“I give a new commandment to you: ‘Love one another; just as I have loved you, you should also love one another.’ “
Are we loving one another when we excuse the gun violence in our society? Are we loving one another when we persecute people who don’t look the same as us or speak the same language? Are we loving one another when we marginalize people who love differently than we do? Are we loving one another when we advocate to persecute the homeless in our society, rather than reaching out to help them? Are we loving one another when we make excuses for inaction on any of these social issues?
I was told once by a Jehovah Witness that came to my door that you don’t interpret the Bible, you read it. Well, that’s silly because unless you are reading it with an understanding of the original language it’s written in and know the context of the times, it’s all an interpretation. Those contexts are important. The language is important. Take a paragraph of text and run it through Google Translate into another language and then back to English and you will see how things become misinterpreted. Finally, the Bible was written by men. There were many “books” that didn’t make it into the Bible. Why? Because just as we see now, men had an agenda. They decided what to include in the Bible based on their own biases. I’ve read some of the manuscripts that didn’t make it into the official Bible, and they are fascinating.
What ruined religion for me? The people who practice it.
Categories: Opinion, Personal Stories
A thoughtful post!
Thank you. I was inspired and just let the words flow.
You are very welcome! 🙂
I read C S Lewis’ The Problem with Pain some years ago and that made me see things in ways I had not previously considered. It’s worth a look.
Lovely uplifting post – for me the holes in religion simply drew me to look deeper. Not a mortal thing but a call of soul within.
Keep inspiring through your work as you do, thank you 🙏
I have never been particularly religious, and I went to a fairly low key church myself. But aside from the music, it just never spoke to me. Plus, I got bullied at church as a kid.
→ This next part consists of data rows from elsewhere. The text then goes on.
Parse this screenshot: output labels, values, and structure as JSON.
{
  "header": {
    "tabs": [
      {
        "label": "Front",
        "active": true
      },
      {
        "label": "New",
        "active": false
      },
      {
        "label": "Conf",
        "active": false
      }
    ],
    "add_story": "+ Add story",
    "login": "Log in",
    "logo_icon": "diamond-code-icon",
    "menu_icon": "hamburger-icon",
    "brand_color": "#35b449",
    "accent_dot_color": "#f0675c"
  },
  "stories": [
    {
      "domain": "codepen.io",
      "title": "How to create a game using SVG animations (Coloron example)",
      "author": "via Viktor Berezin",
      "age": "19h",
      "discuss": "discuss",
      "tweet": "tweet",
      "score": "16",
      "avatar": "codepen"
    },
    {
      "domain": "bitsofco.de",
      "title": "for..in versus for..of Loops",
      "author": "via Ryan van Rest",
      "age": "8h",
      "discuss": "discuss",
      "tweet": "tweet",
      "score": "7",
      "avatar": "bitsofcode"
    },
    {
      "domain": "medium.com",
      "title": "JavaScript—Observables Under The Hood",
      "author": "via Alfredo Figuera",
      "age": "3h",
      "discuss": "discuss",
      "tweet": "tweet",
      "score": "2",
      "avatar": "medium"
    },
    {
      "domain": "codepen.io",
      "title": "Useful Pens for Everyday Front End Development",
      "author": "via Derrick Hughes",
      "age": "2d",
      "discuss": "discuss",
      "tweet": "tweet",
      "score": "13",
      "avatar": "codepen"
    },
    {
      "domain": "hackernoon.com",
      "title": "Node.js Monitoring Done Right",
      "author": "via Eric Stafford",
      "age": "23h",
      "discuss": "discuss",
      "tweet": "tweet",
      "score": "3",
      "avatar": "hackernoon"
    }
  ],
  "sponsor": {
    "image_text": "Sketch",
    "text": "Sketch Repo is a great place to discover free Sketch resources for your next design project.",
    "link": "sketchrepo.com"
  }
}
That will definitely do it. As I said, what ruined religion? People.
Patty I grew up in the LCA which became ELCA… People are always the problem. I married and converted to Catholicism – which is rife with flawed leaders and congregants. The thing is that it is no worse/better than any other religion. I think God loves everyone. If we try to follow the greatest commandment then I do believe there is a place for us in heaven… A wonderful post!!
Same here. I think people miss the point of Christ and get bogged down in details, or think if they point out others’ “sins” that excuses their own. Love everyone, and let God sort it out in the end.
Thank you for this lovely, thoughtful, heartfelt essay. It brought back a lot of memories for me—which I won’t go into here. I no longer believe. As with your experience, it wasn’t a single incident—as painful as losing your daughter was. It was an accumulation of things. In short, it was people.